Today I had the surgery consult with the second doctor, which is the one that I had initially chosen as my first choice. I have a couple friends in the valve research/clinical trials sector, and they both recommended Dr C. Additionally, my uncle's friend had minimally invasive valve repair last summer, and had a great experience with Dr C.
Today I arrived at the office, and I was given the same paperwork I've filled out several times before. They weighed and took my blood pressure (113/72!!) and took me back. I first met with the PA while Dr C looked over my echocardiogram and other information. Lori was really great. She had an excellent bedside manner and was very informative and engaging.
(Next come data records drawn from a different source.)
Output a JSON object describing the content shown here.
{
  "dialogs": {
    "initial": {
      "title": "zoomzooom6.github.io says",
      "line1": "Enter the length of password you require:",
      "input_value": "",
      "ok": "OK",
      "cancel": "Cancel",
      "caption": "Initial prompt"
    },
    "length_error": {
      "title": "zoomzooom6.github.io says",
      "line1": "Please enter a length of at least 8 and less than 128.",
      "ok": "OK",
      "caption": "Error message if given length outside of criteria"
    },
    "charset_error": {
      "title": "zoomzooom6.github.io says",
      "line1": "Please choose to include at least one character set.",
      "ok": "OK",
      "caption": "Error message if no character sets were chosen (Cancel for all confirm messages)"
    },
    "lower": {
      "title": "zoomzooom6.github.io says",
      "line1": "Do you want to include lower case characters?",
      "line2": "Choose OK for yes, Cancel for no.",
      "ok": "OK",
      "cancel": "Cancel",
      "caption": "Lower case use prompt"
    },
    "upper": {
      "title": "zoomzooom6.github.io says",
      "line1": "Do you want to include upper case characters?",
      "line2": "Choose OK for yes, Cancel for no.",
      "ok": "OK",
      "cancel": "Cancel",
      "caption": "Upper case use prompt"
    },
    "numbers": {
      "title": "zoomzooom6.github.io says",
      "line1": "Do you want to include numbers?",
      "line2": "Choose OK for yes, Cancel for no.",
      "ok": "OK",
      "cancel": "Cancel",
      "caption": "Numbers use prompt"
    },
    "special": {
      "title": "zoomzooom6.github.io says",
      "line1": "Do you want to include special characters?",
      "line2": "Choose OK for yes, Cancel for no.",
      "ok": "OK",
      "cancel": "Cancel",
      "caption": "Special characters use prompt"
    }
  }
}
Eventually Dr C came in and we had a great conversation with him. We kept getting sidetracked because he enjoys photography as well (though he's a Nikon guy. *sigh*) He impressed me with his knowledge and number of surgeries he does. He agreed with Surgeon #1 that the sternectomy route was the better way to go since I'll most likely need both my mitral and my tricuspid valves replaced. He said he's only aware of one doctor in the country that does both through the side of the chest. He's observed that surgery and feels like he could do it, but he hasn't done it. If I wanted, I could be his first. I politely declined. I'll go old school for this. I told him that my first priority is to have a good repair that will perform well and last a long time, and I'd rather have him start off in the center than decide to switch to that after a while. My only concern with the sternectomy is that the scar be straight. He genuinely offered to let me draw the incision line. I think I may take him up on that!!!
We scheduled the surgery for five days from today. I have been taking fish oil supplements, and it turns out they act a bit as a blood thinner, so I have to be off of those before he can operate. I will arrive at the hospital on Sunday morning. They'll do all kinds of pre-op stuff, and then I'll go into surgery Monday morning. They said it'll take approximately 5 hours to do the repairs.
I have to admit that as this has drawn on, my anxiety has ratcheted up, and I probably have been drinking a bit more than I should. I called my cardiologist and asked for her to prescribe something for that, so I picked up that prescription today. It's not Xanax, and I'm a little disappointed, because I've been interested to see what that's like.
After we met with the surgeon, we were able to say a quick hello to an old high school friend who happens to be a cardiac PA, as well as one of my hiking friends who also works on the clinical side at IMC heart institute. He had really great advice, insights and food for thought. While I am a good candidate for repair, I need to consider what I'd want for replacement if I can't be repaired. Do I want a pig/cow valve (more organic, no blood thinners, but doesn't last as long) or mechanical (probably last forever, but a lifetime of blood thinners and accompanying risks). It's definitely something to think about.